For many on the left, the phrase used by DeSantis — “regime media” — would have been new, but it’s a buzzword on the far right.
On Tuesday, Republican Florida Gov. Ron DeSantis told a right-wing journalist that “regime media” in the United States had “wanted to see Tampa” devastated by Hurricane Ian “because they thought that would be worse for Florida.” A clip of the conspiratorial comments quickly went viral — largely because many of DeSantis’s critics on the left had no idea what he was talking about. The detractors were shocked at the offhand comparison of American news organizations outside the conservative media ecosystem to state-run propaganda outlets.
DeSantis had been asked by Brendon Leslie, the founder of a conservative news site — and a Republican activist who told local news on January 6, 2021, that he was following President Donald Trump’s orders when he stormed the U.S. Capitol — if the media was at fault for storm forecasts that had stressed the danger to the city of Tampa instead of other areas that were badly hit.
Instead of blaming the weather forecasters, the governor pivoted to his claim that national news organizations had been rooting for maximum destruction from the storm because they hoped to “use it to pursue their political agenda.” DeSantis left unsaid which news organizations he was talking about, and what they hoped to gain politically by seeing Tampa devastated — but the governor’s words seemed to make perfect sense to Leslie, who nodded along.
That’s probably because Leslie, like DeSantis, is fluent in the language of the far-right media ecosystem. In fact, Leslie seems to draw no contradiction between reporting on Republican political candidates and also campaigning for them. In March, he organized a far-right rally featuring Rep. Marjorie Taylor Greene, R-Ga. In August, Leslie spoke at the Conservative Political Action Conference.
On Tuesday, when Leslie interviewed the governor, he was wearing a T-shirt with the logo of the Three Percenters, a far-right militia group. DeSantis, who does much of his campaigning on Fox News, had good reason to believe that he was speaking to someone with an audience steeped in the right-wing media trope that treats the Biden administration as akin to a dictatorship.
Fox News seems to have played a role in mainstreaming the language DeSantis used on Tuesday. On the cable channel, the Biden administration is regularly referred to as a repressive “regime.”
In recent months one of the channel’s most prominent hosts, Laura Ingraham, has repeatedly cast reports that are unflattering to Republicans — from CNN, ABC, CBS, NBC, MSNBC, the Washington Post, the New York Times, USA Today, Vox, the Daily Beast, and Politico — as the work of “regime media.”
In fact, in her opening monologue on Monday night — hours before DeSantis was interviewed by Leslie — Ingraham had claimed that reporters from “regime media” outlets who asked questions about Florida’s response to the storm were “working overtime to cast aspersions and sow distrust” and “rooting now against Florida’s governor in a time of crisis.”
As Ingraham spoke, a graphic behind her displayed the logos of the nonpartisan news organizations, and the headline in the lower third of the screen read: “Media Desperate to Make This DeSantis’ Katrina.”
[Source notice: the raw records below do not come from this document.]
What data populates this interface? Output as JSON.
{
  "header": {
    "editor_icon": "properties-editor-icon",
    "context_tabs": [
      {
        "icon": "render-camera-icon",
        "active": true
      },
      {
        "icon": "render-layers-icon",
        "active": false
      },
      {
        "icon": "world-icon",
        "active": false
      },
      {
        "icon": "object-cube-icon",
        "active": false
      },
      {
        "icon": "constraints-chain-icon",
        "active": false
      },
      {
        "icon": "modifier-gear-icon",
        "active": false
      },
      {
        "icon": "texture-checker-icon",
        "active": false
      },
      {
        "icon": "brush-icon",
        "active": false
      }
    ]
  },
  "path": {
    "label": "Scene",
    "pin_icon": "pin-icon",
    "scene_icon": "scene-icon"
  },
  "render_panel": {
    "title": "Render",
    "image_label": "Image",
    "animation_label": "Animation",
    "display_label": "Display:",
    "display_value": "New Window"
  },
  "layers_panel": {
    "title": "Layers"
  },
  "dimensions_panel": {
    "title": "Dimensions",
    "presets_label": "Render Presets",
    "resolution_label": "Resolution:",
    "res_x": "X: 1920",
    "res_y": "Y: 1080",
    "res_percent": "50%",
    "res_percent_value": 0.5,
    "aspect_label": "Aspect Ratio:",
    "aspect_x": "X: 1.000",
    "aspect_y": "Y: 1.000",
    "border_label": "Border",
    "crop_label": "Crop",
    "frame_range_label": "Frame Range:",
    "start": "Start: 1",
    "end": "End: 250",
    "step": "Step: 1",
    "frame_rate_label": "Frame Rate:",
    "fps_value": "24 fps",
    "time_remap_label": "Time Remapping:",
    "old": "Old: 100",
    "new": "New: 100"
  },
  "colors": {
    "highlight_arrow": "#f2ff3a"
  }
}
Close observers of Fox News, which is clearly partisan and operates as a de facto arm of the Republican Party, and was in lockstep with the White House during the Trump administration, might see some irony in one of its hosts claiming that news organizations which aim to be nonpartisan are the ones acting like state-controlled media in autocracies like Russia or Syria.
While it seems likely that DeSantis, who has appeared on Fox dozens of times this year, was channeling Ingraham when he railed against the supposed “regime media” plot to make him look bad, the governor has been referring to the Biden administration as a totalitarian regime supported by media lackeys for more than a year.
“When you stand up for the right things, they will attack you,” DeSantis told Republicans in Nebraska in September 2021. “The left will come after you. The regime-controlled media will smear you.”
The following month, the governor suggested that federal officials were trying to intimidate Florida parents who objected to masks mandates in schools during the coronavirus pandemic. “As we continue to see the use of fear and intimidation to suppress opposition to the regime, we’re going to find new ways to be able to empower parents’ rights to decide what is best for their children,” DeSantis said.
When he announced that he would be “a candidate for reelection as governor of the free state of Florida,” last November, DeSantis listed among his accomplishments that he had “stood up to the Biden regime.” The same week, he appeared on “Fox and Friends” to denounce “the Biden regime failures from Afghanistan to the southern border.”
This August, when Mar-a-Lago was searched by federal agents to seize classified documents illegally taken from the White House by Trump, DeSantis called it “another escalation in the weaponization of federal agencies against the Regime’s political opponents.”
While many Americans who do not spend their time immersed in the right-wing media echo chamber might be surprised that this term is so commonly used to describe a democratically elected federal government in Washington, the effort to discredit all non-conservative media outlets as filled with undercover left-wing operatives is of course not new.
In 2009, the Republican nominee for vice president the previous year, Sarah Palin, surprised tFox host Sean Hannity by referring to mainstream media critics of her memoir as “that lamestream media.” “Did you say lamestream media?” Hannity asked. “Yeah, lamestream,” Palin answered.
Eight years later, Donald Trump went a step further by referring to any criticism of him or his administration as “fake news,” and calling reporters unwilling to accept his lies as truth “the enemy of the people.”
Over the past year, Republican politicians like DeSantis — who recently headlined campaign events for Republican candidates that effectively barred any journalists who were not willing to allow their reporting to be used in campaign commercials — have increasingly embraced the far more extreme claim that reporters who ask uncomfortable questions are “regime media.”